Ganesan has, however, denied this and claims he had stopped his practice since his appointment during the chaotic May 7 state assembly sitting.
Former mentri besar Datuk Seri Mohammad Nizar Jamaluddin revealed today that the former Sungkai assemblyman had infringed Article 36A of the Perak Constitution by failing to relinquish his job as a lawyer within three months of his appointment.
Article 36A of the Perak Constitution stipulates: A member who is elected to be the Speaker shall be disqualified from holding such office if after three months of his election to such office or at any time thereafter he is or becomes a member of any board of directors or board of management, or an officer or employee, or engages in the affairs or business, of any organisation or body, whether corporate or otherwise, or of any commercial, industrial or other undertaking, whether or not he receives any remuneration, reward, profit or benefit from it.
Nizar also showed proof to the media: a letter from the Bar Council dated August 12, confirming that Ganesan was still in possession of a valid Sijil Annual and Practising Certificate, registered with the council and sole proprietor of legal firm Messrs Ganesan & Associates.
The letter was in reply to a query by Chan Kok Keong, legal counsel for former Speaker V. Sivakumar, seeking information on Ganesan’s status.
“The council confirmed that as of August 11, more than three months past his supposed appointment, Ganesan was still an actively practising lawyer. This is not allowed under the State Constitution.

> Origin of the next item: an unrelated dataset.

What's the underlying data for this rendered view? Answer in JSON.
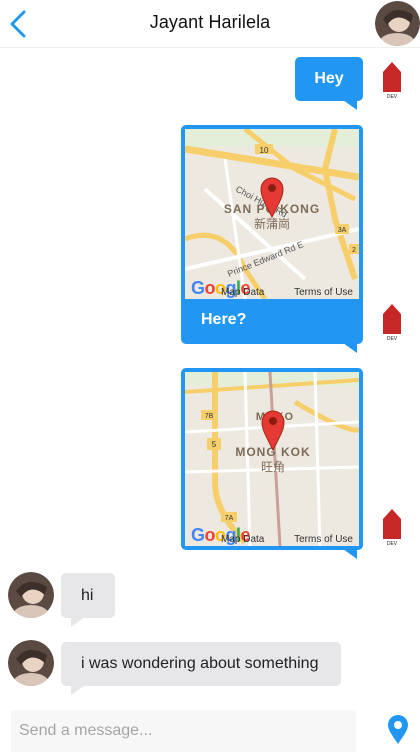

“In view of this, Ganesan should be disqualified and should stop receiving any form of remuneration from the state government,” said Nizar.
He added that when PR was in government, he, all his executive councillors and Speaker V. Sivakumar had resigned from their day jobs for holding government office was a full-time responsibility.
“I had to deregister myself as a professional engineer. All of us resigned and concentrated on administrating the government. This is common knowledge,” he said.
He reiterated however that by calling for Ganesan to be disqualified, it did not mean that that PR recognised the latter’s appointment.
“It only further affirms that Sivakumar had always been the rightful Speaker because Ganesan’s appointment was illegal,” he said.
Meanwhile, Ganesan has countered the accusation and fired another salvo of his own.
Shortly after the press conference, he showed proof to the media in the form of another letter from the Bar Council, dated August 20, which stated that he had ceased to be a solicitor as of August 6, just before the three-month deadline.
Ironically, the letter was signed by the same person as the one addressed to Chan on August 12.
“I have already resigned. And anyway, my practice stopped in May. Notifying the council is only a formality,” he said when contacted.
When informed of Ganesan’s letter, former senior executive councillor Datuk Ngeh Koo Ham was unfazed.
“I challenge Ganesan to show us the exact date that he had resigned as a lawyer. Let him answer to that,” he said.
It is learned that Ganesan had last week been served with an affidavit from Sivakumar, stating that he should be disqualified as the Speaker by virtue of him still holding office as a legal practitioner.
Certain quarters believe that Ganesan may have only applied for his resignation upon receiving the affidavit.
Earlier when he was asked for the exact date of his resignation, Ganesan said he could not remember as the matter had been handled by his lawyers.
“I am very busy right now so I hope you understand,” he said, when asked if he could clarify the matter immediately with his lawyers.